* _PROBLEM DESCRIPTION_
Only the records, exactly as written, belong in the answer; pictures do not.

Data records:

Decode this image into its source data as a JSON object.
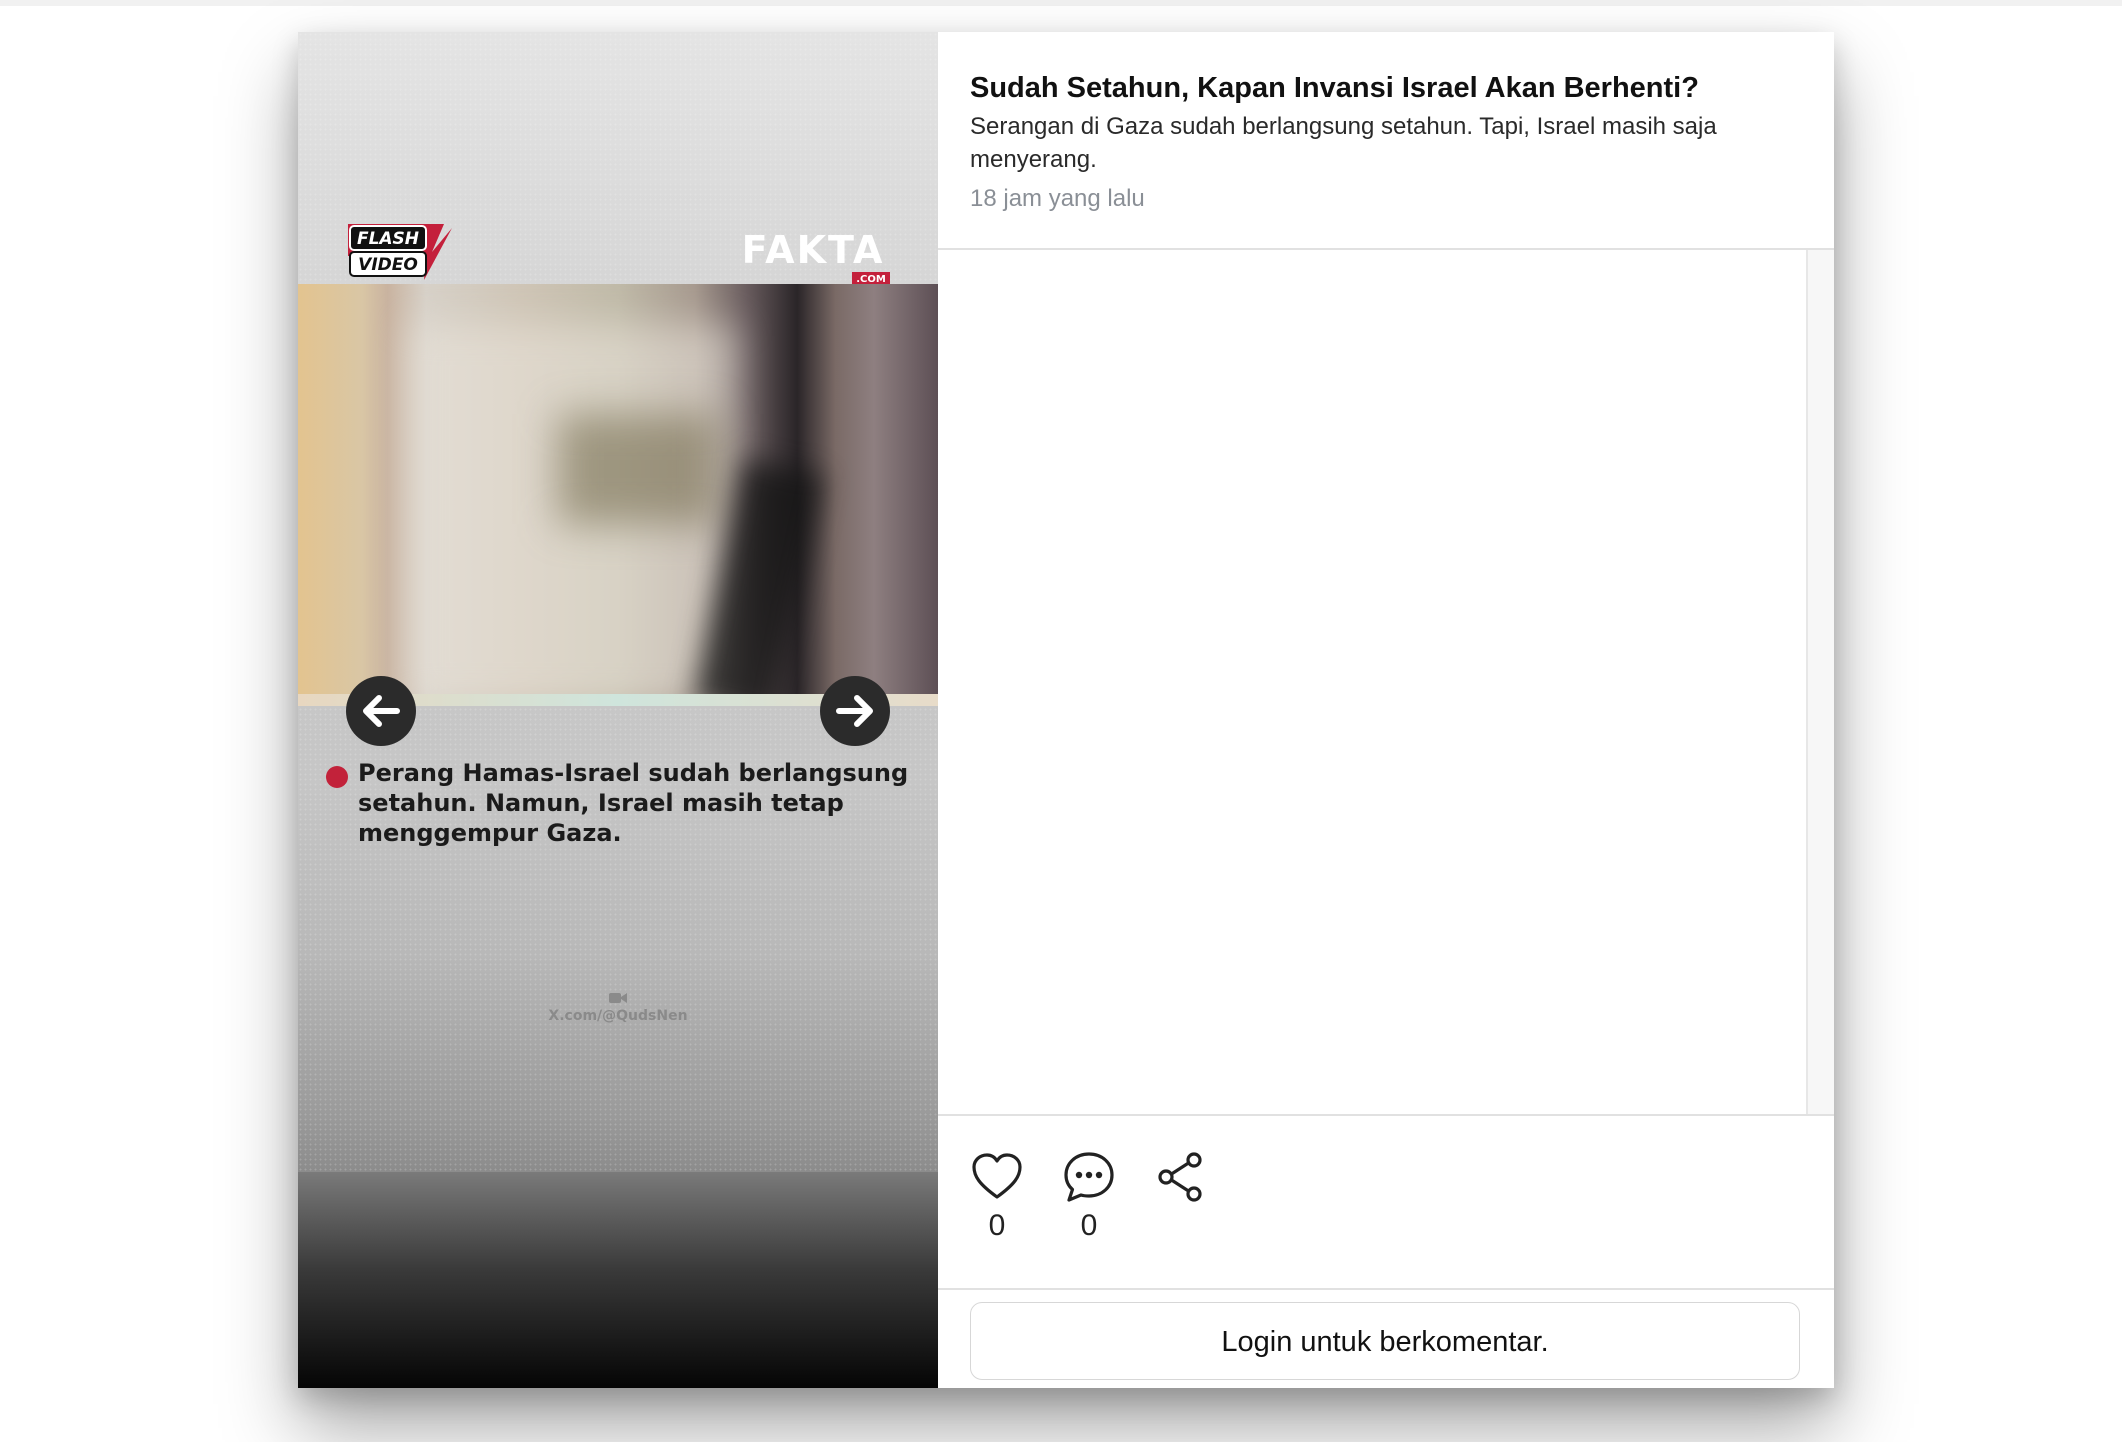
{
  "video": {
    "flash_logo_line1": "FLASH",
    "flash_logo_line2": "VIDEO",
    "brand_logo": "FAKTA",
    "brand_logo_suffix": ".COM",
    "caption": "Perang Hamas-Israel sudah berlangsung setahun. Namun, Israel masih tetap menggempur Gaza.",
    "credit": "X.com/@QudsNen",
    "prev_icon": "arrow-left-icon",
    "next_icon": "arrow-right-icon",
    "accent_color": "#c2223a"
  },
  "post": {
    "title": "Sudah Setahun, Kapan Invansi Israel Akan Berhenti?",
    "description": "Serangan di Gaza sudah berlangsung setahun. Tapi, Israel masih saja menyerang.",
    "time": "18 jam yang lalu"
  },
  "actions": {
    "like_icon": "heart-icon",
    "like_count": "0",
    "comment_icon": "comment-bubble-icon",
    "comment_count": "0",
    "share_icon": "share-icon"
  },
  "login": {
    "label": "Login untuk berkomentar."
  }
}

* _OUTPUT_
Decode this image into its source data as a JSON object.
{
  "video": {
    "flash_logo_line1": "FLASH",
    "flash_logo_line2": "VIDEO",
    "brand_logo": "FAKTA",
    "brand_logo_suffix": ".COM",
    "caption": "Perang Hamas-Israel sudah berlangsung setahun. Namun, Israel masih tetap menggempur Gaza.",
    "credit": "X.com/@QudsNen",
    "prev_icon": "arrow-left-icon",
    "next_icon": "arrow-right-icon",
    "accent_color": "#c2223a"
  },
  "post": {
    "title": "Sudah Setahun, Kapan Invansi Israel Akan Berhenti?",
    "description": "Serangan di Gaza sudah berlangsung setahun. Tapi, Israel masih saja menyerang.",
    "time": "18 jam yang lalu"
  },
  "actions": {
    "like_icon": "heart-icon",
    "like_count": "0",
    "comment_icon": "comment-bubble-icon",
    "comment_count": "0",
    "share_icon": "share-icon"
  },
  "login": {
    "label": "Login untuk berkomentar."
  }
}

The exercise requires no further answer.